WHAT THE EXERCISE ASKS. Among the entries that follow, find the lines containing the string "ربنا" and copy them.
"""
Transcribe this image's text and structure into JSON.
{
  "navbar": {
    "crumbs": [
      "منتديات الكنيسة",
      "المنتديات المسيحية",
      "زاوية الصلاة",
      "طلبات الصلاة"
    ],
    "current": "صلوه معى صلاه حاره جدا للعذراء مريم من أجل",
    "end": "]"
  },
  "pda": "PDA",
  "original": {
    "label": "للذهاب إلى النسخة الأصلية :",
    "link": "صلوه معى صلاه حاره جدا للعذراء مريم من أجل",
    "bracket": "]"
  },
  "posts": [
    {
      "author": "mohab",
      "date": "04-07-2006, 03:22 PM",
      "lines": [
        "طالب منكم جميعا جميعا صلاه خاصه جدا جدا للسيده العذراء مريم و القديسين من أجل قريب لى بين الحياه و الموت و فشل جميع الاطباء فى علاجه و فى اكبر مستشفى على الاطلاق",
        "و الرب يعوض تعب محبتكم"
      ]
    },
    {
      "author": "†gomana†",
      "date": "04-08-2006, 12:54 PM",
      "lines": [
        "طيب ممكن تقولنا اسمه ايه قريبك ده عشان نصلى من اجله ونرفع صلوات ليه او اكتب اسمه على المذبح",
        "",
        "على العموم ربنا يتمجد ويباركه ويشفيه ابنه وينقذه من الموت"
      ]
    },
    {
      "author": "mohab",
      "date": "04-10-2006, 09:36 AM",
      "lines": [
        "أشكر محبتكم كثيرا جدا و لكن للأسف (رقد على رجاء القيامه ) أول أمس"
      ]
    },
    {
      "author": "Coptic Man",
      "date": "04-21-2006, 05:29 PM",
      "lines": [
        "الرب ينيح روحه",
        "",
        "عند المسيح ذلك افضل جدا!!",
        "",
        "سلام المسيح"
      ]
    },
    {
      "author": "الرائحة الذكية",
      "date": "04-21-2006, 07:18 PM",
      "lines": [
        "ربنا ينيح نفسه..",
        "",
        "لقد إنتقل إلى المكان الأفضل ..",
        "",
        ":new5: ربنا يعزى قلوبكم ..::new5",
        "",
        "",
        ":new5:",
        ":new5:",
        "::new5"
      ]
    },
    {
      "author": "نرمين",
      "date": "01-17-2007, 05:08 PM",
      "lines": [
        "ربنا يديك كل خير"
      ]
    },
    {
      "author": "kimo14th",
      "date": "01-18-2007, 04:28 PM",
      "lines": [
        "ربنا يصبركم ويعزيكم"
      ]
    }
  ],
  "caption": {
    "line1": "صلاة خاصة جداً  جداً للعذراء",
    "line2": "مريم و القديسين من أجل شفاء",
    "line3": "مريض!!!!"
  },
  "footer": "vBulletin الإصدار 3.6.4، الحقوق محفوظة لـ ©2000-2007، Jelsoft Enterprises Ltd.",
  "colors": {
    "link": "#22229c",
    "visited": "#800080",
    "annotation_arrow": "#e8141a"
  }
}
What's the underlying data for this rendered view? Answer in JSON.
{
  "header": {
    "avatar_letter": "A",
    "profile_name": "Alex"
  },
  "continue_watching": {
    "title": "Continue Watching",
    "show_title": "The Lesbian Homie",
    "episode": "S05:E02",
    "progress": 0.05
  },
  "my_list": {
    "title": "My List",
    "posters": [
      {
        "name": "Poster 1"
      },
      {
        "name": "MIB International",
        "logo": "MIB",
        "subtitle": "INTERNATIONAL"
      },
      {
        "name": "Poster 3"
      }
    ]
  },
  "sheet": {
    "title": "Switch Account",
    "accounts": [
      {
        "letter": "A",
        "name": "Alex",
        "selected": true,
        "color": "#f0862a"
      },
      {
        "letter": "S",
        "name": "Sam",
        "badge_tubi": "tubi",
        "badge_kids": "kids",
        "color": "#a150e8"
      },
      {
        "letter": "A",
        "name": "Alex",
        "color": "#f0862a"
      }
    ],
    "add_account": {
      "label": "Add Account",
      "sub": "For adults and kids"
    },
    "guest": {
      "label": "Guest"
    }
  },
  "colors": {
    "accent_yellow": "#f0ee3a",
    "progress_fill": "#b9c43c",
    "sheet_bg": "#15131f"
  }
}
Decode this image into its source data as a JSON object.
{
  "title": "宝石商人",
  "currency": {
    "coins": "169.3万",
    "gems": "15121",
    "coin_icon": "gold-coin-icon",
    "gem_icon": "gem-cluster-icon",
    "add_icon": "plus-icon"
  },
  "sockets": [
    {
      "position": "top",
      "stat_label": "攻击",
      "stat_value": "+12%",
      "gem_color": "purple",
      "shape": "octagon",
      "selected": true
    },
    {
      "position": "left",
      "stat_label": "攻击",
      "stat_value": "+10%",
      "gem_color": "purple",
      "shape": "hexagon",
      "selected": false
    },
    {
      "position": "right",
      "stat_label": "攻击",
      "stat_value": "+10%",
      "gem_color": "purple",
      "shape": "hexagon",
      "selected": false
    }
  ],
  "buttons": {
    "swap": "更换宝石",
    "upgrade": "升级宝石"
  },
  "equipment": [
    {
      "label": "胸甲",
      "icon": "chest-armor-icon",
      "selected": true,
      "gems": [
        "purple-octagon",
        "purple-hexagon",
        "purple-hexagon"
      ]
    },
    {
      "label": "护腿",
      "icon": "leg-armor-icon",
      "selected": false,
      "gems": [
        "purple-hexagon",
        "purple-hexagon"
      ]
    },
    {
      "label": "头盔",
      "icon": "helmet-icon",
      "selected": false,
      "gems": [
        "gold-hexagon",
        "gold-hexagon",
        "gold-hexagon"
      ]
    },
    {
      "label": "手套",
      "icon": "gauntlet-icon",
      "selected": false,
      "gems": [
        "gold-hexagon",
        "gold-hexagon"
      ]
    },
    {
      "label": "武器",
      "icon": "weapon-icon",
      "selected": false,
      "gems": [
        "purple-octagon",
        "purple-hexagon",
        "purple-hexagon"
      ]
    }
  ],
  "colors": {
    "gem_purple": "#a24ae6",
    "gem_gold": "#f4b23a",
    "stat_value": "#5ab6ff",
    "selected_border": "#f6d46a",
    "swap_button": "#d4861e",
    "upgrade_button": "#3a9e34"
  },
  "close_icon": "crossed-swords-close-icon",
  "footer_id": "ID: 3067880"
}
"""
RESPONSE TO THE TASK.
        "على العموم ربنا يتمجد ويباركه ويشفيه ابنه وينقذه من الموت"
        "ربنا ينيح نفسه..",
        ":new5: ربنا يعزى قلوبكم ..::new5",
        "ربنا يديك كل خير"
        "ربنا يصبركم ويعزيكم"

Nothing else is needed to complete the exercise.